■ **TO DO**
A full, exact copy of the records below is the required answer.

Excerpts from an interface dataset:

######

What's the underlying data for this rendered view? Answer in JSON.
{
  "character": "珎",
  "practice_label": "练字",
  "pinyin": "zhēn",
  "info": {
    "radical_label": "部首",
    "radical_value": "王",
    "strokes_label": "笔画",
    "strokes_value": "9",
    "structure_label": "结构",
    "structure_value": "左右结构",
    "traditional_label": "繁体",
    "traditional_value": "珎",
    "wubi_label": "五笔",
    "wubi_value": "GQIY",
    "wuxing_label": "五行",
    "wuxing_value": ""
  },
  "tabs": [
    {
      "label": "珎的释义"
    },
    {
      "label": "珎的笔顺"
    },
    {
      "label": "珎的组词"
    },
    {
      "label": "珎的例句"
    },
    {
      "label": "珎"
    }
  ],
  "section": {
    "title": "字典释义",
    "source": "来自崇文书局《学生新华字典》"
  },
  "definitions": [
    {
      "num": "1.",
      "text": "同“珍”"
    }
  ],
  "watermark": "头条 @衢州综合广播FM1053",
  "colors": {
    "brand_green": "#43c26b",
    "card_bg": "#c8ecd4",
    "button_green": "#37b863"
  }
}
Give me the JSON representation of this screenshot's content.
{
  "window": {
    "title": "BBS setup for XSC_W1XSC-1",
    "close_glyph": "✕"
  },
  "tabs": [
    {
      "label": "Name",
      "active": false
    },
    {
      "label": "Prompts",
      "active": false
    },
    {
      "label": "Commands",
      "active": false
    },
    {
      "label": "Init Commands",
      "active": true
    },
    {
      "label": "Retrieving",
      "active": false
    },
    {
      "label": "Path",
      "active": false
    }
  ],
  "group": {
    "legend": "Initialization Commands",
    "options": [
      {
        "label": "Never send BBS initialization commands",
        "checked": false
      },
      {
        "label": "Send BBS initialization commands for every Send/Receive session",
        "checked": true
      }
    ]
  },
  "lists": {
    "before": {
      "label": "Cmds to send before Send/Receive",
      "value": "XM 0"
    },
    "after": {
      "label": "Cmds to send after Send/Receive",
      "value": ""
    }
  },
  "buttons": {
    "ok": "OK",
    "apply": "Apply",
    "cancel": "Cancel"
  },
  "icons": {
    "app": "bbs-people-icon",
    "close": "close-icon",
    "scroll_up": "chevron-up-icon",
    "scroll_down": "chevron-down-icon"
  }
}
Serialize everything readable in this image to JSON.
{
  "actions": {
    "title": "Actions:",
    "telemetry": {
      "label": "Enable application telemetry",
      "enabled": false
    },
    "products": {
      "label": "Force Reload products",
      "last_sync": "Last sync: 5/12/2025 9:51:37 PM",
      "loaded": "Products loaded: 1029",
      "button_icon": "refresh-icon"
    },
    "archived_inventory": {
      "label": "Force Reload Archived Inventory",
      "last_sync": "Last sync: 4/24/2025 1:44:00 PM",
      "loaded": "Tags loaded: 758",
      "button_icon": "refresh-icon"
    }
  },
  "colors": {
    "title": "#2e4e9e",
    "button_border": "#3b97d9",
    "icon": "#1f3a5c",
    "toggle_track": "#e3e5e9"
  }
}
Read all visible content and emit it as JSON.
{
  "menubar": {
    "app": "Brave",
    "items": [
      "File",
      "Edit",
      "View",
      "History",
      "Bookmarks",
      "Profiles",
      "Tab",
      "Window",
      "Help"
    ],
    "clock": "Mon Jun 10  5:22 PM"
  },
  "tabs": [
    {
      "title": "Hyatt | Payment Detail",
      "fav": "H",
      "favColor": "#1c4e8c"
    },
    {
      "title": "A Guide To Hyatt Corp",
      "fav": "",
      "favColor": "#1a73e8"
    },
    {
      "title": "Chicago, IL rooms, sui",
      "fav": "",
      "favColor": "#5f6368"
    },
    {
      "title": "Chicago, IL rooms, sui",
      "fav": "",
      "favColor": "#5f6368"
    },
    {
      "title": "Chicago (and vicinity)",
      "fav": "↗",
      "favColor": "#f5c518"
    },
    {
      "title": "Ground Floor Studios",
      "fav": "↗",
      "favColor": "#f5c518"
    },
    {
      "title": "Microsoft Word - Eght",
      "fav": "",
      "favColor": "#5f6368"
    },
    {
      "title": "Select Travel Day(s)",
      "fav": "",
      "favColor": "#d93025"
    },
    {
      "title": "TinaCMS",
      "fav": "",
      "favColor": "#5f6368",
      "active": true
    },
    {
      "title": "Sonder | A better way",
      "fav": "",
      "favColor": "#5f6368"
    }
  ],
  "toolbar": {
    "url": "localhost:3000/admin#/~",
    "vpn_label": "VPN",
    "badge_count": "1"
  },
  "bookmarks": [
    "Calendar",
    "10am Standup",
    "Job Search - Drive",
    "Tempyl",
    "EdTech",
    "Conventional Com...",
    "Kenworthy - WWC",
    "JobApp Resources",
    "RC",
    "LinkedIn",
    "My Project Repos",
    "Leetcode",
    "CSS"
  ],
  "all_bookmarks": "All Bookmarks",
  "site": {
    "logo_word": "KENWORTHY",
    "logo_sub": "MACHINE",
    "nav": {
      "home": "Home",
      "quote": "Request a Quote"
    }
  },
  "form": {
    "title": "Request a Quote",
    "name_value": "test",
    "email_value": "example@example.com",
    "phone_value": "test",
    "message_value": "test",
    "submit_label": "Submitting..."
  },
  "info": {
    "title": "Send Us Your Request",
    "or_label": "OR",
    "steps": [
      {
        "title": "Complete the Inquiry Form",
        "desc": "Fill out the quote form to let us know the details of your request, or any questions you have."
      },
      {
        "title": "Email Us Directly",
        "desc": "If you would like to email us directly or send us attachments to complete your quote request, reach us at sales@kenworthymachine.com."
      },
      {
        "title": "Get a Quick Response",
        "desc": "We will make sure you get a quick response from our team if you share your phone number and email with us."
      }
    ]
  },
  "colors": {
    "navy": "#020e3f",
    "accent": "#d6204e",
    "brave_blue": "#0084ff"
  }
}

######

■ **SOLUTION TO THE EXERCISE**
What's the underlying data for this rendered view? Answer in JSON.
{
  "character": "珎",
  "practice_label": "练字",
  "pinyin": "zhēn",
  "info": {
    "radical_label": "部首",
    "radical_value": "王",
    "strokes_label": "笔画",
    "strokes_value": "9",
    "structure_label": "结构",
    "structure_value": "左右结构",
    "traditional_label": "繁体",
    "traditional_value": "珎",
    "wubi_label": "五笔",
    "wubi_value": "GQIY",
    "wuxing_label": "五行",
    "wuxing_value": ""
  },
  "tabs": [
    {
      "label": "珎的释义"
    },
    {
      "label": "珎的笔顺"
    },
    {
      "label": "珎的组词"
    },
    {
      "label": "珎的例句"
    },
    {
      "label": "珎"
    }
  ],
  "section": {
    "title": "字典释义",
    "source": "来自崇文书局《学生新华字典》"
  },
  "definitions": [
    {
      "num": "1.",
      "text": "同“珍”"
    }
  ],
  "watermark": "头条 @衢州综合广播FM1053",
  "colors": {
    "brand_green": "#43c26b",
    "card_bg": "#c8ecd4",
    "button_green": "#37b863"
  }
}
Give me the JSON representation of this screenshot's content.
{
  "window": {
    "title": "BBS setup for XSC_W1XSC-1",
    "close_glyph": "✕"
  },
  "tabs": [
    {
      "label": "Name",
      "active": false
    },
    {
      "label": "Prompts",
      "active": false
    },
    {
      "label": "Commands",
      "active": false
    },
    {
      "label": "Init Commands",
      "active": true
    },
    {
      "label": "Retrieving",
      "active": false
    },
    {
      "label": "Path",
      "active": false
    }
  ],
  "group": {
    "legend": "Initialization Commands",
    "options": [
      {
        "label": "Never send BBS initialization commands",
        "checked": false
      },
      {
        "label": "Send BBS initialization commands for every Send/Receive session",
        "checked": true
      }
    ]
  },
  "lists": {
    "before": {
      "label": "Cmds to send before Send/Receive",
      "value": "XM 0"
    },
    "after": {
      "label": "Cmds to send after Send/Receive",
      "value": ""
    }
  },
  "buttons": {
    "ok": "OK",
    "apply": "Apply",
    "cancel": "Cancel"
  },
  "icons": {
    "app": "bbs-people-icon",
    "close": "close-icon",
    "scroll_up": "chevron-up-icon",
    "scroll_down": "chevron-down-icon"
  }
}
Serialize everything readable in this image to JSON.
{
  "actions": {
    "title": "Actions:",
    "telemetry": {
      "label": "Enable application telemetry",
      "enabled": false
    },
    "products": {
      "label": "Force Reload products",
      "last_sync": "Last sync: 5/12/2025 9:51:37 PM",
      "loaded": "Products loaded: 1029",
      "button_icon": "refresh-icon"
    },
    "archived_inventory": {
      "label": "Force Reload Archived Inventory",
      "last_sync": "Last sync: 4/24/2025 1:44:00 PM",
      "loaded": "Tags loaded: 758",
      "button_icon": "refresh-icon"
    }
  },
  "colors": {
    "title": "#2e4e9e",
    "button_border": "#3b97d9",
    "icon": "#1f3a5c",
    "toggle_track": "#e3e5e9"
  }
}
Read all visible content and emit it as JSON.
{
  "menubar": {
    "app": "Brave",
    "items": [
      "File",
      "Edit",
      "View",
      "History",
      "Bookmarks",
      "Profiles",
      "Tab",
      "Window",
      "Help"
    ],
    "clock": "Mon Jun 10  5:22 PM"
  },
  "tabs": [
    {
      "title": "Hyatt | Payment Detail",
      "fav": "H",
      "favColor": "#1c4e8c"
    },
    {
      "title": "A Guide To Hyatt Corp",
      "fav": "",
      "favColor": "#1a73e8"
    },
    {
      "title": "Chicago, IL rooms, sui",
      "fav": "",
      "favColor": "#5f6368"
    },
    {
      "title": "Chicago, IL rooms, sui",
      "fav": "",
      "favColor": "#5f6368"
    },
    {
      "title": "Chicago (and vicinity)",
      "fav": "↗",
      "favColor": "#f5c518"
    },
    {
      "title": "Ground Floor Studios",
      "fav": "↗",
      "favColor": "#f5c518"
    },
    {
      "title": "Microsoft Word - Eght",
      "fav": "",
      "favColor": "#5f6368"
    },
    {
      "title": "Select Travel Day(s)",
      "fav": "",
      "favColor": "#d93025"
    },
    {
      "title": "TinaCMS",
      "fav": "",
      "favColor": "#5f6368",
      "active": true
    },
    {
      "title": "Sonder | A better way",
      "fav": "",
      "favColor": "#5f6368"
    }
  ],
  "toolbar": {
    "url": "localhost:3000/admin#/~",
    "vpn_label": "VPN",
    "badge_count": "1"
  },
  "bookmarks": [
    "Calendar",
    "10am Standup",
    "Job Search - Drive",
    "Tempyl",
    "EdTech",
    "Conventional Com...",
    "Kenworthy - WWC",
    "JobApp Resources",
    "RC",
    "LinkedIn",
    "My Project Repos",
    "Leetcode",
    "CSS"
  ],
  "all_bookmarks": "All Bookmarks",
  "site": {
    "logo_word": "KENWORTHY",
    "logo_sub": "MACHINE",
    "nav": {
      "home": "Home",
      "quote": "Request a Quote"
    }
  },
  "form": {
    "title": "Request a Quote",
    "name_value": "test",
    "email_value": "example@example.com",
    "phone_value": "test",
    "message_value": "test",
    "submit_label": "Submitting..."
  },
  "info": {
    "title": "Send Us Your Request",
    "or_label": "OR",
    "steps": [
      {
        "title": "Complete the Inquiry Form",
        "desc": "Fill out the quote form to let us know the details of your request, or any questions you have."
      },
      {
        "title": "Email Us Directly",
        "desc": "If you would like to email us directly or send us attachments to complete your quote request, reach us at sales@kenworthymachine.com."
      },
      {
        "title": "Get a Quick Response",
        "desc": "We will make sure you get a quick response from our team if you share your phone number and email with us."
      }
    ]
  },
  "colors": {
    "navy": "#020e3f",
    "accent": "#d6204e",
    "brave_blue": "#0084ff"
  }
}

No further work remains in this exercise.